Newton's Laws of Motion

When forces are unbalanced, objects accelerate. But what factors affect the amount of acceleration? This Interactive allows learners to investigate a variety of factors that affect the acceleration of a box pushed across a surface, The amount of applied force, the mass, and the friction can be altered. A plot of velocity as a function of time can be used to determine the acceleration.

Now available with a Concept Checker.


Free-Body Diagrams
The Free-Body Diagrams Interactive is a skill-building tool that presents users with 12 physical situations for which they must construct free-body diagrams. On-screen buttons are used to select up-down-right-left force types. Force arrows can be clicked/tapped to toggle the magnitude of the force. Feedback is immediate; opportunities to correct answers are endless. Built-in score-keeping makes this Interactive a perfect candidate for a classroom activity.

Now available with Task Tracker compatibility. Learn more.

Free-Body Diagrams ... The Sequel
If you enjoyed the Free-Body Diagrams Interactive and you need more practice, then you need to try Free Body Diagrams ... The Sequel. Like the original version, it provides 12 physical situations for which you must construct free-body diagrams. These are different than the 12 scenarios of the original Free-Body Diagrams Interactive. Yet it operates in the same manner - pick a direction, identify the force type in that direction, and size it appropriately relative to the oppositely-directed force.

Available with Task Tracker compatibility. Learn more.

Rocket Sledder
Created by our friends at Nerd Island Studios, this Interactive illustrates the effect of friction, air resistance, and applied force upon a sledder. The speed, acceleration, and force values are displayed as the sled moves. Learners can vary the mass of the sledder and the size of the parachute that is attached to it. 

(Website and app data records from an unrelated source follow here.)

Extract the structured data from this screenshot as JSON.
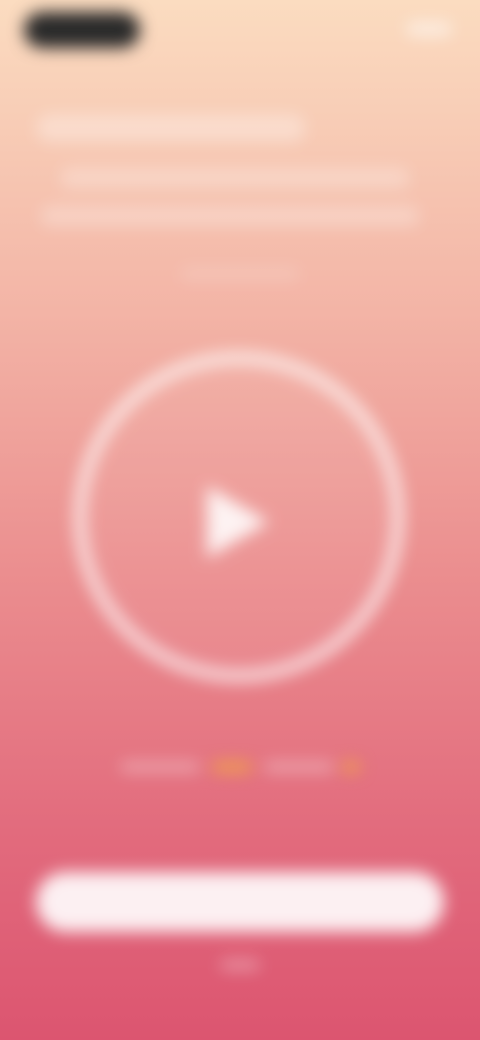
{
  "status_bar": {
    "time": "",
    "indicators": ""
  },
  "header": {
    "title": "",
    "subtitle_line1": "",
    "subtitle_line2": "",
    "hint": ""
  },
  "player": {
    "play_icon": "play-icon"
  },
  "pager": {
    "active_index": 1,
    "dot_count": 4,
    "accent": "#f0a04b"
  },
  "cta": {
    "label": ""
  },
  "footer": {
    "text": ""
  },
  "colors": {
    "bg_top": "#fbdcc0",
    "bg_mid": "#eb8e8f",
    "bg_bottom": "#dc5570"
  }
}
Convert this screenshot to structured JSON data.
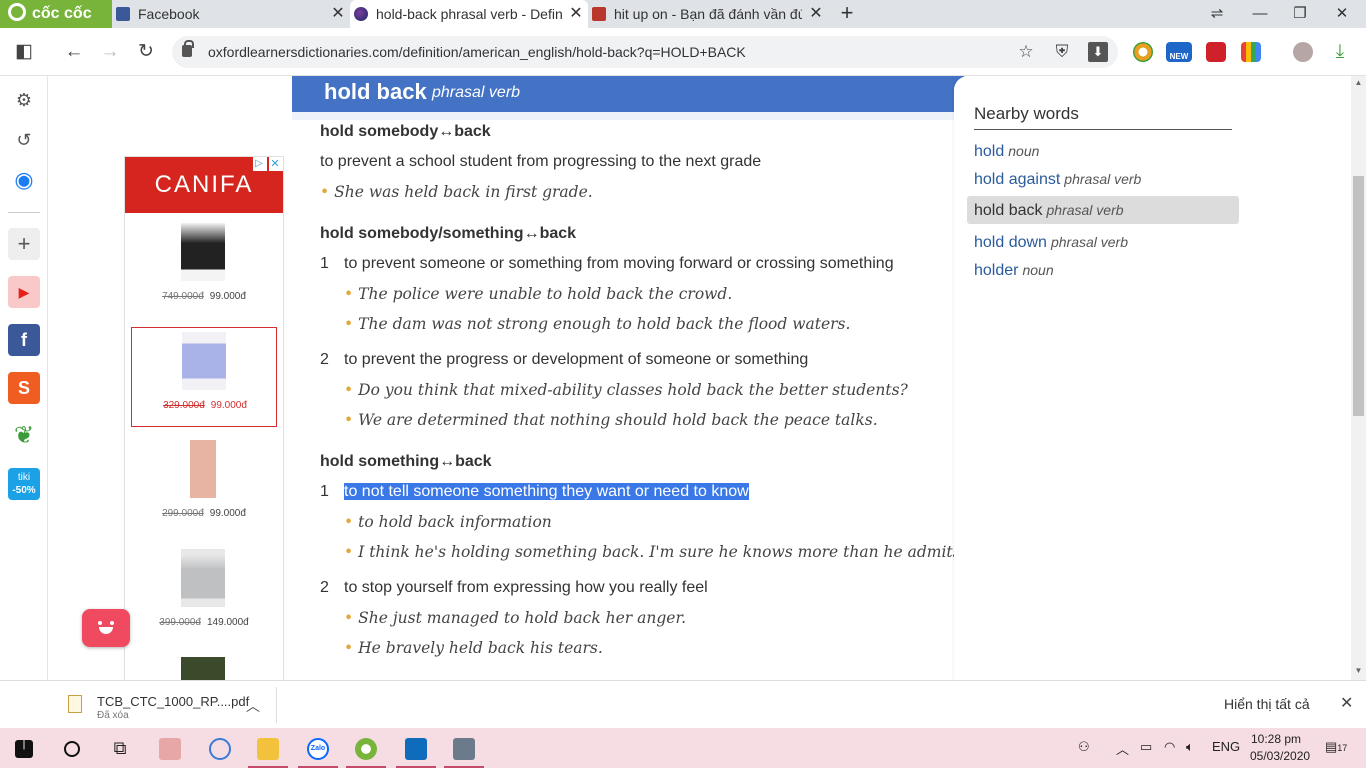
{
  "browser": {
    "brand": "cốc cốc",
    "tabs": [
      {
        "title": "Facebook"
      },
      {
        "title": "hold-back phrasal verb - Definition"
      },
      {
        "title": "hit up on - Bạn đã đánh vần đúng"
      }
    ],
    "new_tab_icon": "plus",
    "url": "oxfordlearnersdictionaries.com/definition/american_english/hold-back?q=HOLD+BACK",
    "new_badge": "NEW"
  },
  "ad": {
    "brand": "CANIFA",
    "choices_icon": "▷",
    "close_icon": "✕",
    "products": [
      {
        "old_price": "749.000đ",
        "price": "99.000đ"
      },
      {
        "old_price": "329.000đ",
        "price": "99.000đ"
      },
      {
        "old_price": "299.000đ",
        "price": "99.000đ"
      },
      {
        "old_price": "399.000đ",
        "price": "149.000đ"
      }
    ]
  },
  "entry": {
    "headword": "hold back",
    "pos": "phrasal verb",
    "s1_head": "hold somebody↔back",
    "s1_def": "to prevent a school student from progressing to the next grade",
    "s1_ex1": "She was held back in first grade.",
    "s2_head": "hold somebody/something↔back",
    "s2_n1": "1",
    "s2_d1": "to prevent someone or something from moving forward or crossing something",
    "s2_ex1": "The police were unable to hold back the crowd.",
    "s2_ex2": "The dam was not strong enough to hold back the flood waters.",
    "s2_n2": "2",
    "s2_d2": "to prevent the progress or development of someone or something",
    "s2_ex3": "Do you think that mixed-ability classes hold back the better students?",
    "s2_ex4": "We are determined that nothing should hold back the peace talks.",
    "s3_head": "hold something↔back",
    "s3_n1": "1",
    "s3_d1": "to not tell someone something they want or need to know",
    "s3_ex1": "to hold back information",
    "s3_ex2": "I think he's holding something back. I'm sure he knows more than he admits.",
    "s3_n2": "2",
    "s3_d2": "to stop yourself from expressing how you really feel",
    "s3_ex3": "She just managed to hold back her anger.",
    "s3_ex4": "He bravely held back his tears.",
    "bullet": "•"
  },
  "nearby": {
    "title": "Nearby words",
    "items": [
      {
        "word": "hold",
        "pos": "noun"
      },
      {
        "word": "hold against",
        "pos": "phrasal verb"
      },
      {
        "word": "hold back",
        "pos": "phrasal verb"
      },
      {
        "word": "hold down",
        "pos": "phrasal verb"
      },
      {
        "word": "holder",
        "pos": "noun"
      }
    ]
  },
  "downloads": {
    "file_name": "TCB_CTC_1000_RP....pdf",
    "status": "Đã xóa",
    "show_all": "Hiển thị tất cả"
  },
  "taskbar": {
    "zalo": "Zalo",
    "language": "ENG",
    "time": "10:28 pm",
    "date": "05/03/2020",
    "notifications": "17"
  },
  "sidebar": {
    "tiki_line1": "tiki",
    "tiki_line2": "-50%"
  },
  "colors": {
    "header_blue": "#4472c4",
    "highlight": "#3b78e7",
    "bullet": "#e3a735",
    "coccoc_green": "#79b43a",
    "canifa_red": "#d6251e"
  }
}
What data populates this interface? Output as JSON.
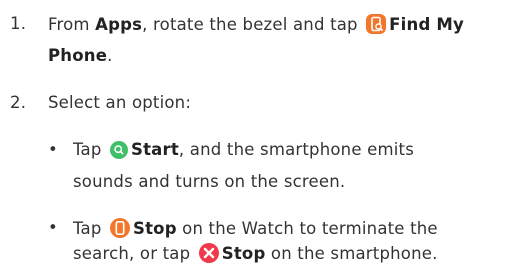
{
  "steps": [
    {
      "number": "1.",
      "line1": {
        "pre": "From ",
        "apps": "Apps",
        "mid": ", rotate the bezel and tap ",
        "find": "Find My"
      },
      "line2": {
        "phone": "Phone",
        "post": "."
      }
    },
    {
      "number": "2.",
      "text": "Select an option:",
      "bullets": [
        {
          "symbol": "•",
          "line1": {
            "pre": "Tap ",
            "bold": "Start",
            "post": ", and the smartphone emits"
          },
          "line2": "sounds and turns on the screen."
        },
        {
          "symbol": "•",
          "line1": {
            "pre": "Tap ",
            "bold": "Stop",
            "post": " on the Watch to terminate the"
          },
          "line2": {
            "pre": "search, or tap ",
            "bold": "Stop",
            "post": " on the smartphone."
          }
        }
      ]
    }
  ],
  "icons": {
    "find_my_phone": "find-my-phone-icon",
    "start": "start-search-icon",
    "stop_watch": "stop-watch-icon",
    "stop_phone": "stop-close-icon"
  },
  "colors": {
    "text": "#333333",
    "orange": "#f2772c",
    "green": "#3fbf6a",
    "red": "#f03a4c"
  }
}
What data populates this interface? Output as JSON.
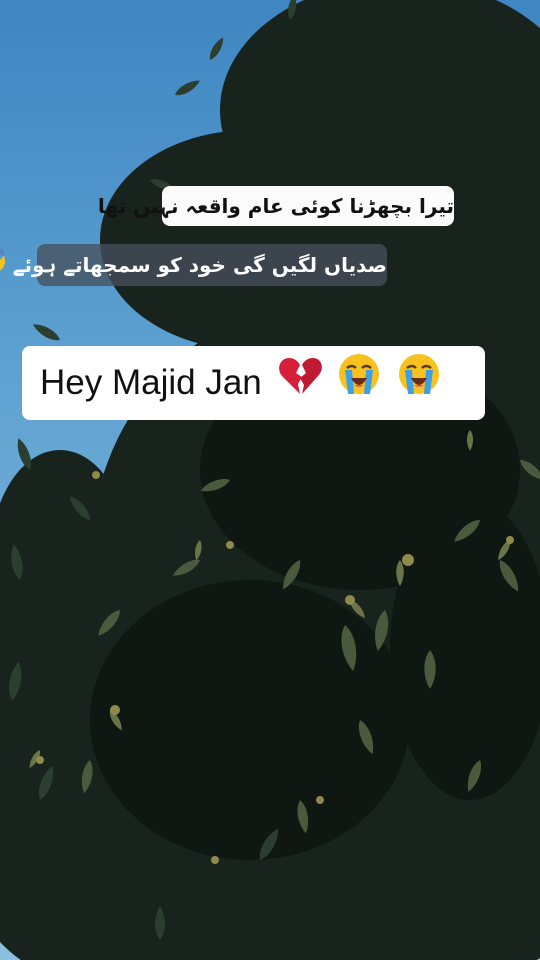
{
  "captions": {
    "line1": "تیرا بچھڑنا کوئی عام واقعہ نہیں تھا",
    "line2": "صدیاں لگیں گی خود کو سمجھاتے ہوئے",
    "line2_emoji": "anxious-face-with-sweat",
    "line3": "Hey Majid Jan",
    "line3_emojis": [
      "broken-heart",
      "loudly-crying-face",
      "loudly-crying-face"
    ]
  },
  "colors": {
    "sky": "#5b9fd0",
    "foliage": "#1c2a22",
    "caption_light": "#ffffff",
    "caption_dark": "#46505c",
    "broken_heart": "#d61f3a",
    "emoji_yellow": "#f7c21d",
    "emoji_tear": "#3da0e6"
  }
}
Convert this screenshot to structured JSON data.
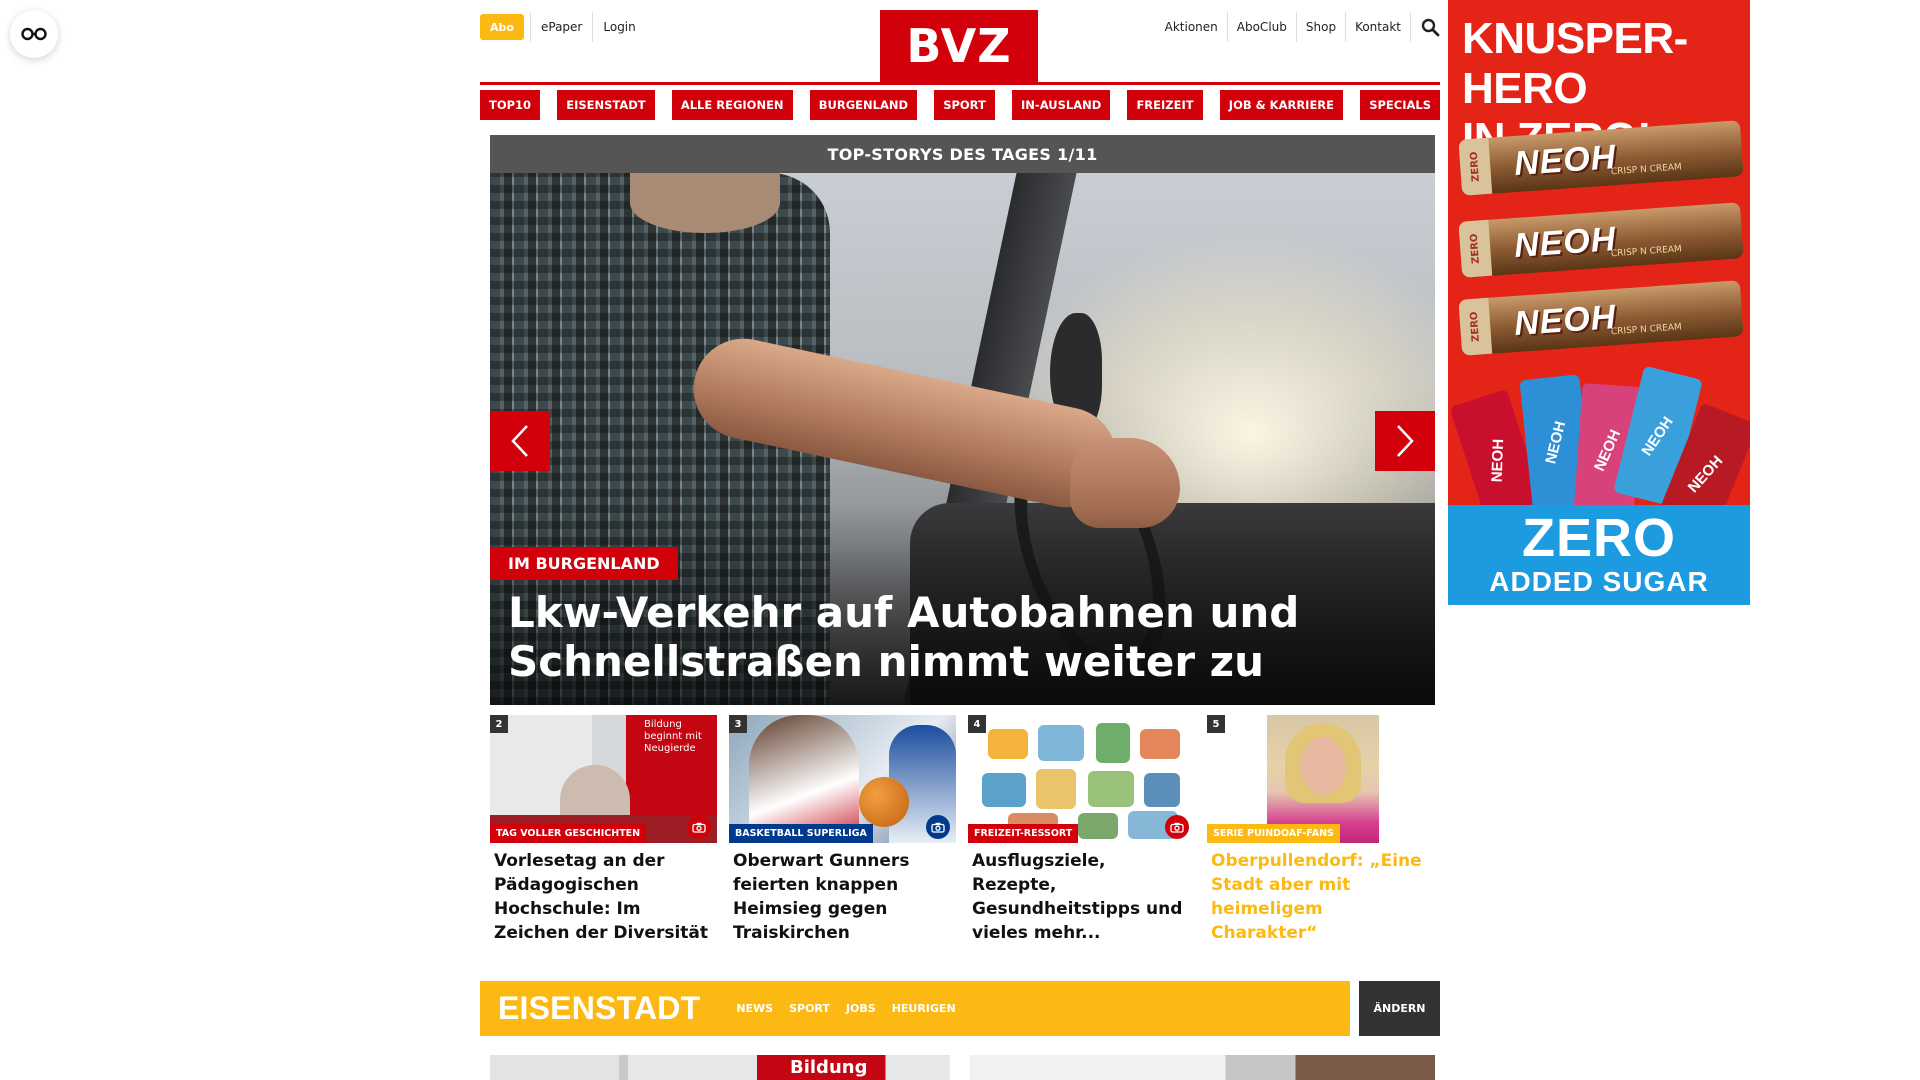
{
  "header": {
    "abo_label": "Abo",
    "left_links": [
      "ePaper",
      "Login"
    ],
    "logo_text": "BVZ",
    "right_links": [
      "Aktionen",
      "AboClub",
      "Shop",
      "Kontakt"
    ],
    "brand_color": "#d1000a",
    "accent_color": "#fdb913"
  },
  "nav": {
    "items": [
      "TOP10",
      "EISENSTADT",
      "ALLE REGIONEN",
      "BURGENLAND",
      "SPORT",
      "IN-AUSLAND",
      "FREIZEIT",
      "JOB & KARRIERE",
      "SPECIALS"
    ]
  },
  "slider": {
    "heading": "TOP-STORYS DES TAGES 1/11",
    "tag": "IM BURGENLAND",
    "title": "Lkw-Verkehr auf Autobahnen und Schnellstraßen nimmt weiter zu"
  },
  "teasers": [
    {
      "num": "2",
      "tag": "TAG VOLLER GESCHICHTEN",
      "tag_color": "#d1000a",
      "sign_text": "Bildung beginnt mit Neugierde",
      "title": "Vorlesetag an der Pädagogischen Hochschule: Im Zeichen der Diversität"
    },
    {
      "num": "3",
      "tag": "BASKETBALL SUPERLIGA",
      "tag_color": "#003a8c",
      "title": "Oberwart Gunners feierten knappen Heimsieg gegen Traiskirchen"
    },
    {
      "num": "4",
      "tag": "FREIZEIT-RESSORT",
      "tag_color": "#d1000a",
      "title": "Ausflugsziele, Rezepte, Gesundheitstipps und vieles mehr..."
    },
    {
      "num": "5",
      "tag": "SERIE PUINDOAF-FANS",
      "tag_color": "#fdb913",
      "title": "Oberpullendorf: „Eine Stadt aber mit heimeligem Charakter“"
    }
  ],
  "region": {
    "name": "EISENSTADT",
    "links": [
      "NEWS",
      "SPORT",
      "JOBS",
      "HEURIGEN"
    ],
    "change_label": "ÄNDERN",
    "image_text": "Bildung"
  },
  "ad": {
    "headline_line1": "KNUSPER-HERO",
    "headline_line2": "IN ZERO!",
    "bar_brand": "NEOH",
    "bar_sub": "CRISP N CREAM",
    "bar_zero": "ZERO",
    "pack_labels": [
      "NEOH",
      "NEOH",
      "NEOH",
      "NEOH",
      "NEOH"
    ],
    "bottom_line1": "ZERO",
    "bottom_line2": "ADDED SUGAR"
  }
}
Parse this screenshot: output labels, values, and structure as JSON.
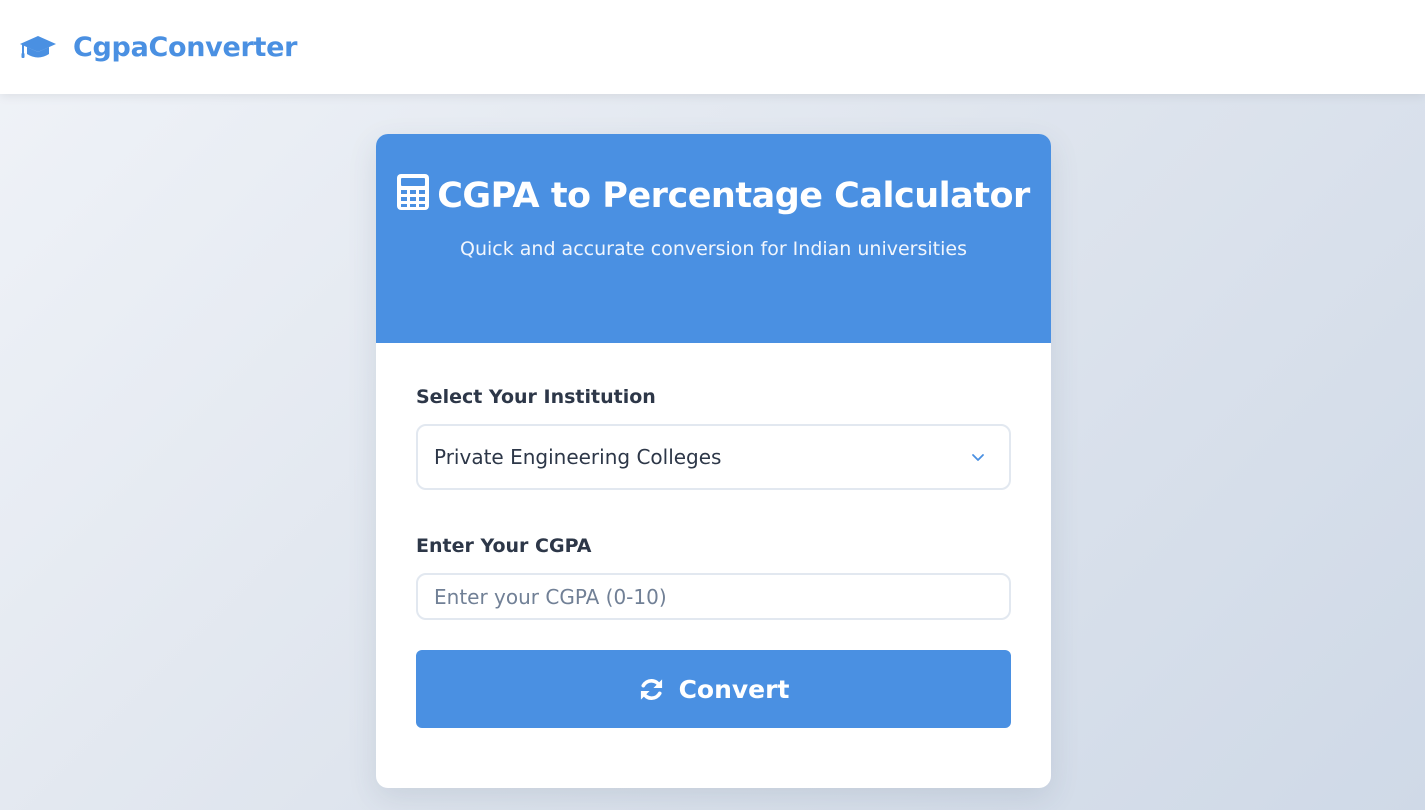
{
  "navbar": {
    "brand_name": "CgpaConverter",
    "brand_icon": "graduation-cap-icon"
  },
  "card": {
    "header": {
      "icon": "calculator-icon",
      "title": "CGPA to Percentage Calculator",
      "subtitle": "Quick and accurate conversion for Indian universities"
    },
    "institution": {
      "label": "Select Your Institution",
      "selected": "Private Engineering Colleges",
      "icon": "chevron-down-icon"
    },
    "cgpa": {
      "label": "Enter Your CGPA",
      "value": "",
      "placeholder": "Enter your CGPA (0-10)"
    },
    "convert_button": {
      "label": "Convert",
      "icon": "sync-icon"
    }
  },
  "colors": {
    "accent": "#4a90e2",
    "text": "#2d3748",
    "border": "#e2e8f0",
    "background_start": "#f0f3f8",
    "background_end": "#cfd9e7"
  }
}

Now available with a Concept Checker.


Falling Bodies - 1D
The Falling Bodies 1D interactive is a numerical modeling program that models the falling motion of an object in the presence of air resistance. Learners set the properties of the falling object (mass, initial height, initial velocity, profile area, drag coefficient, air density, etc.), then tap a button and bbzzammm ... the program calculates information about height, velocity, acceleration (and more) at regular, pre-set intervals of time. The resulting calculated data is displayed in the form of a spreadsheet. A graphical display of the data can be viewed with the mere tap of a button. Best of all, learners can ask a What if ...?-styled question and explore the answer. What if the skydiver had a greater mass? What if there was no air resistance? What if the fall occurred on the moon instead of on Earth? What if I just tap the link and get started on my own exploration? Yes! Good idea - tap the link and get started.

Created by our friends at Nerd Island Studios, this Interactive allows the learner to explore the motion of an object falling under the influence of air resistance. Force arrows and values are shown as the object falls. A speedometer displays the speed of the object; the height is listed as well. The mass of the falling object and the size of its parachute can be varied. Enjoy the Skydiving Interactive without the fear of falling.

Now available with a Concept Checker.

You might have wondered why you get that queasy feeling in an elevator as you start up and slow down. The phenomenon is explained by some simple physics. This Interactive allows a learner to explore the physics behind the sensations of weightlessness and weightiness ... and you won't get sick in the process. 

Now available with a Concept Checker.
Everyone is fascinated by pulleys. In this Interactive, learners will attach two objects together by a string and stretch the string over a pulley. Both an Atwood's machine and a modified Atwood's machine can be created and studies. Change the amount of mass on either object, introduce friction forces, and measure distance and time in order to calculate the acceleration. 


Balanced vs. Unbalanced Forces
The Balanced vs. Unbalanced Force Interactive is a skill-building exercise that challenges students to associate representations of an object's motion with the presence of balanced or unbalanced forces. Several representations are used including dot diagrams, position-time graphs, velocity-time graphs, position-time tables, and velocity-time tables. The Interactive offers three different levels of difficulty and includes built-in progress-tracking for each level. Every question is accompanied by a Help page that includes question-specific help relevant to the question.The Interactive makes a great classroom activity for the transition from Newton's first law to Newton's second law.

NOTE: The Balanced vs. Unbalanced Forces activity has been moved to our Concept Builders section. The links included here will direct you to that section.